The draft policy, which would have input from key stakeholders such as the Energy Commission, and the Public Utilities Regulatory Commission (PURC), amongst others, is expected to offer guidance on a number of areas including impact on the national grid, billing regime, possible government subsidies, provision and standardization of ancillary systems as well as public sensitization.
The move comes off the back of recent developments such as the introduction of EVs like the Hyundai Kona, which was recently presented to the Ministry of Energy, as well as the growing number of persons importing such vehicles.
“As we look towards the mass adoption of electric vehicles, we would have to conduct a study on its impact on the national grid, and not only the load on the national grid but other factors like where the cars would be recharged… we have our agencies looking into the technical regulations before the adoption and I have asked them to let us have a draft policy by the end of the year so that we can re-examine it and present it before cabinet for approval,” the Minister said in an interview with the B&FT.
Despite the urgency with which the Ministry is working on this project, he would not offer a tentative timeline for wide-scale adoption of EVs, saying that it would be premature to do so whilst the draft policy has yet to see the light of day.
The average EV’s base manufacturer’s suggested retail price (MSRP) fell by more than 19 percent from US$42,189 in 2016 to US$33,901, according to a study titled ‘The Electric Vehicle Inflection Tracker: 2020 Edition’.
This has been propelled, in no small part, due to the widespread adoption of EVs, particularly in Europe, with a country such as Norway having almost 50% of all cars powered by renewable energy, whilst others like the United Kingdom have set dates as early as 2025 to phase out vehicles utilizing fossil fuels.
Addressing concerns that the global push towards environment-friendly vehicles, especially electric cars would have an adverse effect on the finances of nation’s which are largely dependent on receipts from the export of fossil fuels, Ghana included, Dr. Opoku Prempeh indicated that the state is working to have a balance that takes environmental pollution, economic trade-offs and potential gains from health, into consideration.
“We saw the President reiterate our commitment to having an energy mix with a minimum of 10 percent of renewable energy by 2030, as we are well aware of the benefits of cleaner energy sources… this will be done taking into consideration how it impacts other aspects of our economy and we will plan and act accordingly.”
Calling for circumspection in the speed at which EVs and similar technologies are adopted, Dr. Opoku Prempeh said existing technical and financial constraints must be factored in. He however expressed optimism that international collaborations will accelerate the shift.
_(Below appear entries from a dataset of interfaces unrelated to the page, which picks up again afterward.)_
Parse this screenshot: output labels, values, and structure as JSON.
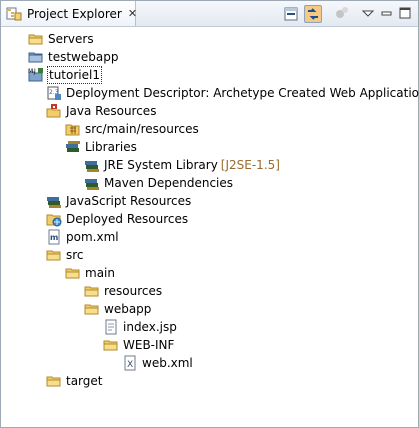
{
  "view": {
    "title": "Project Explorer",
    "close_glyph": "✕",
    "icon": "project-explorer-icon"
  },
  "toolbar": {
    "collapse_all": "collapse-all-icon",
    "link_with_editor": "link-with-editor-icon",
    "view_menu": "view-menu-icon",
    "minimize": "minimize-icon",
    "maximize": "maximize-icon"
  },
  "tree": {
    "items": [
      {
        "label": "Servers",
        "icon": "folder-icon"
      },
      {
        "label": "testwebapp",
        "icon": "closed-project-icon"
      },
      {
        "label": "tutoriel1",
        "icon": "maven-web-project-icon"
      },
      {
        "label": "Deployment Descriptor: Archetype Created Web Application",
        "icon": "deployment-descriptor-icon"
      },
      {
        "label": "Java Resources",
        "icon": "java-resources-icon"
      },
      {
        "label": "src/main/resources",
        "icon": "source-folder-icon"
      },
      {
        "label": "Libraries",
        "icon": "libraries-icon"
      },
      {
        "label": "JRE System Library",
        "icon": "library-icon",
        "decoration": "[J2SE-1.5]"
      },
      {
        "label": "Maven Dependencies",
        "icon": "library-icon"
      },
      {
        "label": "JavaScript Resources",
        "icon": "library-icon"
      },
      {
        "label": "Deployed Resources",
        "icon": "deployed-resources-icon"
      },
      {
        "label": "pom.xml",
        "icon": "maven-pom-icon"
      },
      {
        "label": "src",
        "icon": "folder-icon"
      },
      {
        "label": "main",
        "icon": "folder-icon"
      },
      {
        "label": "resources",
        "icon": "folder-icon"
      },
      {
        "label": "webapp",
        "icon": "folder-icon"
      },
      {
        "label": "index.jsp",
        "icon": "jsp-file-icon"
      },
      {
        "label": "WEB-INF",
        "icon": "folder-icon"
      },
      {
        "label": "web.xml",
        "icon": "xml-file-icon"
      },
      {
        "label": "target",
        "icon": "folder-icon"
      }
    ]
  }
}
“In the spirit of ensuring that the environment becomes a safer place, environmentally, nations with more advanced technology must be willing to share, even as we develop ours locally, so that no one is left behind.”